I moved to the balcony office. There are 20 feet of floor to ceiling shelves. Most are packed with books. There is some space for what might be called knock knacks. Diane has a stronger name. I work to integrate some new books onto the shelves or into piles near the shelves. So many books have returned from my office at HGP (I am selling a few on Amazon and I sold 20 boxes to the Princeton bookstore, but that just the tip of the book iceberg). I try to group the books, local history, books I haven’t read, books I might want to reread, books that should be lent, sold or given away. This is a rough organization at this time. Another day I attack the dirt and dust on shelves and the floor. I remove all the non-book items, clean shelves and display some things on available space. A row of Mercer tiles, pipes — Sherlock Holmes calabash, hash, just an old tobacco pipe. There is a antique microscope, small framed photographs of family, ceramic statues that belonged to my mother or grandmother. It’s personal history. Most coins, stamps, postcards, political and other buttoms are placed in boxes or file drawers containing similar objects. These are collections to be organized at some later date. Remember, this is a rough go through.
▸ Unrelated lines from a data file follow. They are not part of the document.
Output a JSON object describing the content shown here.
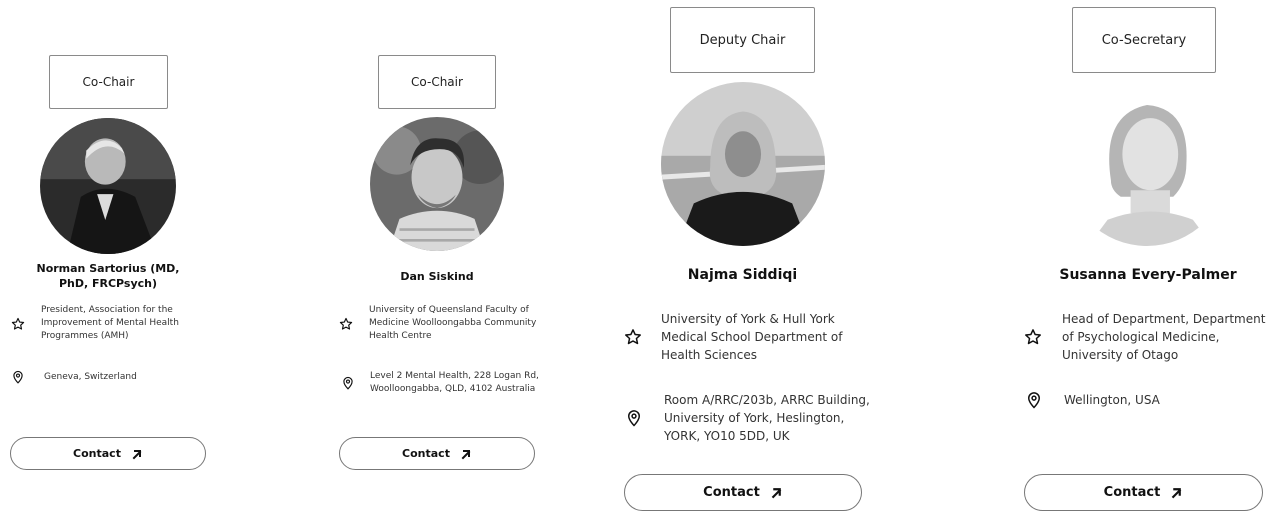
{
  "contact_label": "Contact",
  "cards": [
    {
      "role": "Co-Chair",
      "name": "Norman Sartorius (MD, PhD, FRCPsych)",
      "affiliation": "President, Association for the Improvement of Mental Health Programmes (AMH)",
      "location": "Geneva, Switzerland"
    },
    {
      "role": "Co-Chair",
      "name": "Dan Siskind",
      "affiliation": "University of Queensland Faculty of Medicine Woolloongabba Community Health Centre",
      "location": "Level 2 Mental Health, 228 Logan Rd, Woolloongabba, QLD, 4102 Australia"
    },
    {
      "role": "Deputy Chair",
      "name": "Najma Siddiqi",
      "affiliation": "University of York & Hull York Medical School Department of Health Sciences",
      "location": "Room A/RRC/203b, ARRC Building, University of York, Heslington, YORK, YO10 5DD, UK"
    },
    {
      "role": "Co-Secretary",
      "name": "Susanna Every-Palmer",
      "affiliation": "Head of Department, Department of Psychological Medicine, University of Otago",
      "location": "Wellington, USA"
    }
  ]
}
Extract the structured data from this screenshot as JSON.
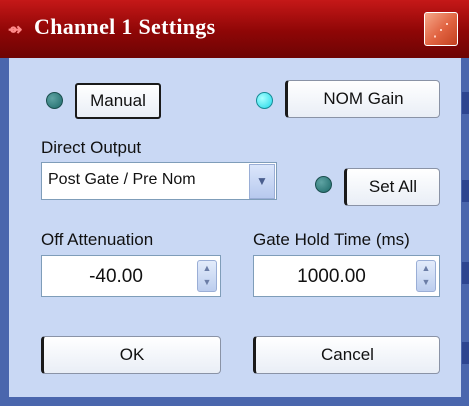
{
  "window": {
    "title": "Channel 1 Settings",
    "app_icon": "channel-settings-icon",
    "close_icon": "close-icon"
  },
  "colors": {
    "titlebar": "#a90d0d",
    "panel": "#c9d8f4",
    "frame": "#4a66ad",
    "led_lit": "#1ed8e8",
    "led_dim": "#2a7f7f"
  },
  "controls": {
    "manual_label": "Manual",
    "nom_gain_label": "NOM Gain",
    "direct_output_label": "Direct Output",
    "direct_output_value": "Post Gate / Pre Nom",
    "set_all_label": "Set All",
    "off_attenuation_label": "Off Attenuation",
    "off_attenuation_value": "-40.00",
    "gate_hold_time_label": "Gate Hold Time (ms)",
    "gate_hold_time_value": "1000.00",
    "ok_label": "OK",
    "cancel_label": "Cancel"
  },
  "indicators": {
    "manual_led": "dim",
    "nom_gain_led": "lit",
    "set_all_led": "dim"
  }
}
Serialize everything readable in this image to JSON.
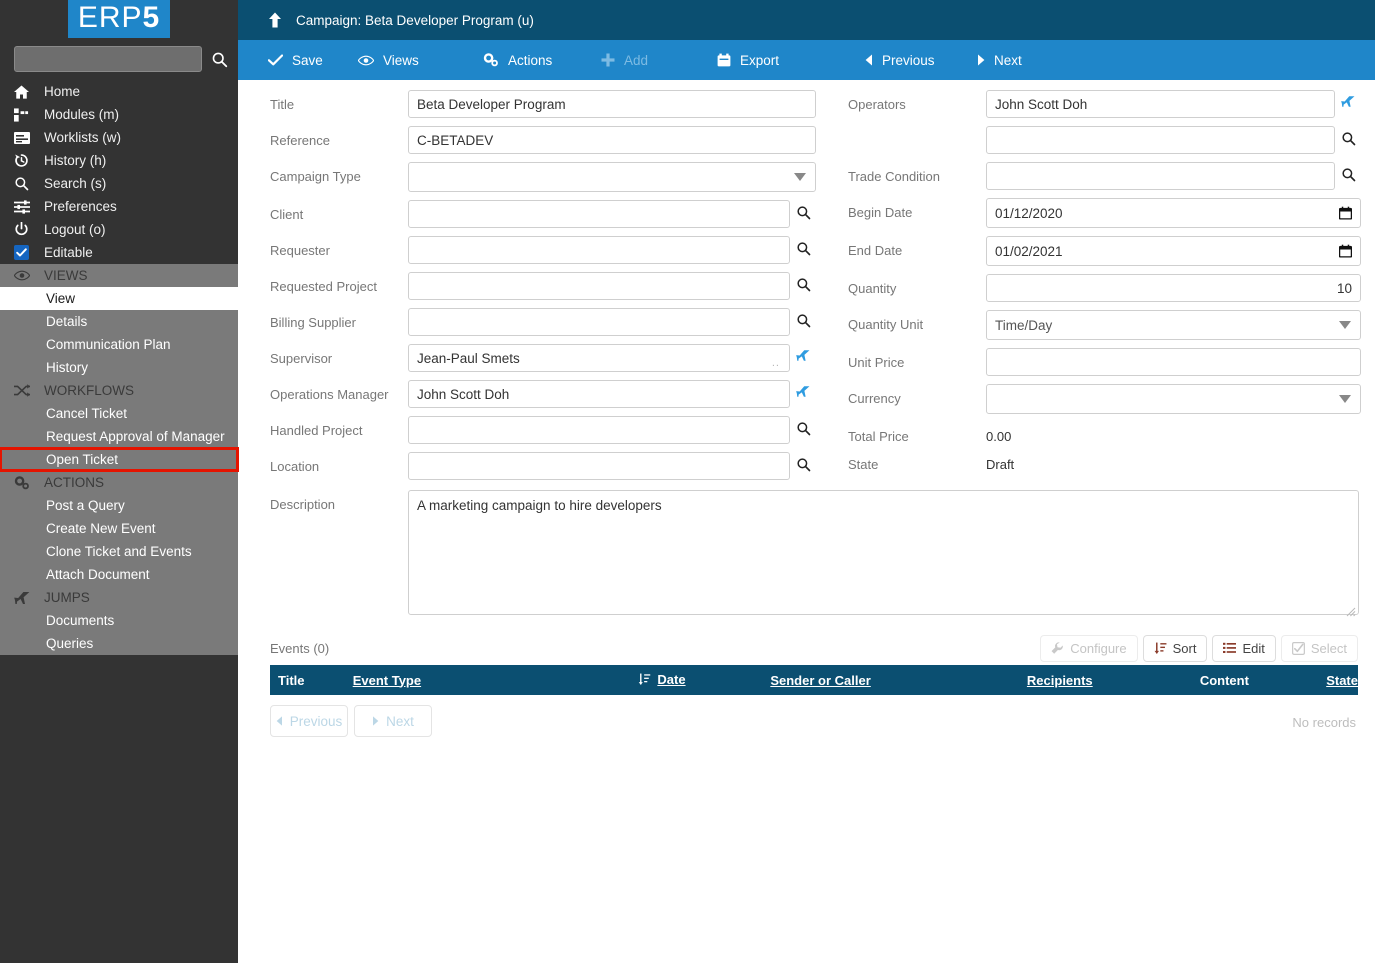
{
  "brand": {
    "name_prefix": "ERP",
    "name_suffix": "5",
    "accent": "#1f86c9"
  },
  "sidebar": {
    "search_placeholder": "",
    "search_value": "",
    "nav": [
      {
        "label": "Home",
        "icon": "home-icon"
      },
      {
        "label": "Modules (m)",
        "icon": "modules-icon"
      },
      {
        "label": "Worklists (w)",
        "icon": "worklists-icon"
      },
      {
        "label": "History (h)",
        "icon": "history-icon"
      },
      {
        "label": "Search (s)",
        "icon": "search-icon"
      },
      {
        "label": "Preferences",
        "icon": "sliders-icon"
      },
      {
        "label": "Logout (o)",
        "icon": "power-icon"
      },
      {
        "label": "Editable",
        "icon": "checkbox-checked-icon"
      }
    ],
    "sections": [
      {
        "title": "VIEWS",
        "icon": "eye-icon",
        "items": [
          {
            "label": "View",
            "state": "active"
          },
          {
            "label": "Details",
            "state": ""
          },
          {
            "label": "Communication Plan",
            "state": ""
          },
          {
            "label": "History",
            "state": ""
          }
        ]
      },
      {
        "title": "WORKFLOWS",
        "icon": "shuffle-icon",
        "items": [
          {
            "label": "Cancel Ticket",
            "state": ""
          },
          {
            "label": "Request Approval of Manager",
            "state": ""
          },
          {
            "label": "Open Ticket",
            "state": "highlighted"
          }
        ]
      },
      {
        "title": "ACTIONS",
        "icon": "cogs-icon",
        "items": [
          {
            "label": "Post a Query",
            "state": ""
          },
          {
            "label": "Create New Event",
            "state": ""
          },
          {
            "label": "Clone Ticket and Events",
            "state": ""
          },
          {
            "label": "Attach Document",
            "state": ""
          }
        ]
      },
      {
        "title": "JUMPS",
        "icon": "plane-icon",
        "items": [
          {
            "label": "Documents",
            "state": ""
          },
          {
            "label": "Queries",
            "state": ""
          }
        ]
      }
    ],
    "highlight_color": "#e51400"
  },
  "header": {
    "title": "Campaign: Beta Developer Program (u)",
    "up_icon": "arrow-up-icon"
  },
  "toolbar": {
    "buttons": [
      {
        "label": "Save",
        "icon": "check-icon",
        "disabled": false
      },
      {
        "label": "Views",
        "icon": "eye-icon",
        "disabled": false
      },
      {
        "label": "Actions",
        "icon": "cogs-icon",
        "disabled": false
      },
      {
        "label": "Add",
        "icon": "plus-icon",
        "disabled": true
      },
      {
        "label": "Export",
        "icon": "export-icon",
        "disabled": false
      },
      {
        "label": "Previous",
        "icon": "caret-left-icon",
        "disabled": false
      },
      {
        "label": "Next",
        "icon": "caret-right-icon",
        "disabled": false
      }
    ]
  },
  "form": {
    "left": {
      "title_label": "Title",
      "title_value": "Beta Developer Program",
      "reference_label": "Reference",
      "reference_value": "C-BETADEV",
      "campaign_type_label": "Campaign Type",
      "campaign_type_value": "",
      "client_label": "Client",
      "client_value": "",
      "requester_label": "Requester",
      "requester_value": "",
      "requested_project_label": "Requested Project",
      "requested_project_value": "",
      "billing_supplier_label": "Billing Supplier",
      "billing_supplier_value": "",
      "supervisor_label": "Supervisor",
      "supervisor_value": "Jean-Paul Smets",
      "supervisor_trail": "..",
      "operations_manager_label": "Operations Manager",
      "operations_manager_value": "John Scott Doh",
      "handled_project_label": "Handled Project",
      "handled_project_value": "",
      "location_label": "Location",
      "location_value": "",
      "description_label": "Description",
      "description_value": "A marketing campaign to hire developers"
    },
    "right": {
      "operators_label": "Operators",
      "operators_value": "John Scott Doh",
      "operators_extra_value": "",
      "trade_condition_label": "Trade Condition",
      "trade_condition_value": "",
      "begin_date_label": "Begin Date",
      "begin_date_value": "01/12/2020",
      "end_date_label": "End Date",
      "end_date_value": "01/02/2021",
      "quantity_label": "Quantity",
      "quantity_value": "10",
      "quantity_unit_label": "Quantity Unit",
      "quantity_unit_value": "Time/Day",
      "unit_price_label": "Unit Price",
      "unit_price_value": "",
      "currency_label": "Currency",
      "currency_value": "",
      "total_price_label": "Total Price",
      "total_price_value": "0.00",
      "state_label": "State",
      "state_value": "Draft"
    }
  },
  "events": {
    "title": "Events (0)",
    "tools": [
      {
        "label": "Configure",
        "icon": "wrench-icon",
        "disabled": true
      },
      {
        "label": "Sort",
        "icon": "sort-icon",
        "disabled": false
      },
      {
        "label": "Edit",
        "icon": "list-icon",
        "disabled": false
      },
      {
        "label": "Select",
        "icon": "checkbox-icon",
        "disabled": true
      }
    ],
    "columns": [
      {
        "label": "Title",
        "sortable": false,
        "sorted": false
      },
      {
        "label": "Event Type",
        "sortable": true,
        "sorted": false
      },
      {
        "label": "Date",
        "sortable": true,
        "sorted": true
      },
      {
        "label": "Sender or Caller",
        "sortable": true,
        "sorted": false
      },
      {
        "label": "Recipients",
        "sortable": true,
        "sorted": false
      },
      {
        "label": "Content",
        "sortable": false,
        "sorted": false
      },
      {
        "label": "State",
        "sortable": true,
        "sorted": false
      }
    ],
    "rows": [],
    "previous_label": "Previous",
    "next_label": "Next",
    "empty_text": "No records"
  }
}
The Spring cleaning and organizing has just begun. It’s a bit more intense since we are retired. What’s going to happen to all this stuff in ten, twenty years? We have a bedroom that is still filled with Jenny things. Rooms and rooms filled with our things. From the bedroom and clothes, balcony office, I plan to move to our shed and our ground level garage and workshop. These are areas that can flood. In the past year I have moved boxes and boxes of stuff from HGP (some moved to school during previous floods) and I recently brought many of my father’s tools from storage. There are hundreds of books, LPs, VHS , DVDs and CDs. And a wild assortment of teaching props, tools — you name it.
I’ve often invoked Socrates, ” Know Yourself.” Sequential or random; concrete or abstract. What am I? How have these dimensions influenced my learning and teaching? How will they influence my retirement? Not just how I organized the things but how I organize my life? How I spend my time? Maybe I am randomly sequential.
More later, maybe, when. . . .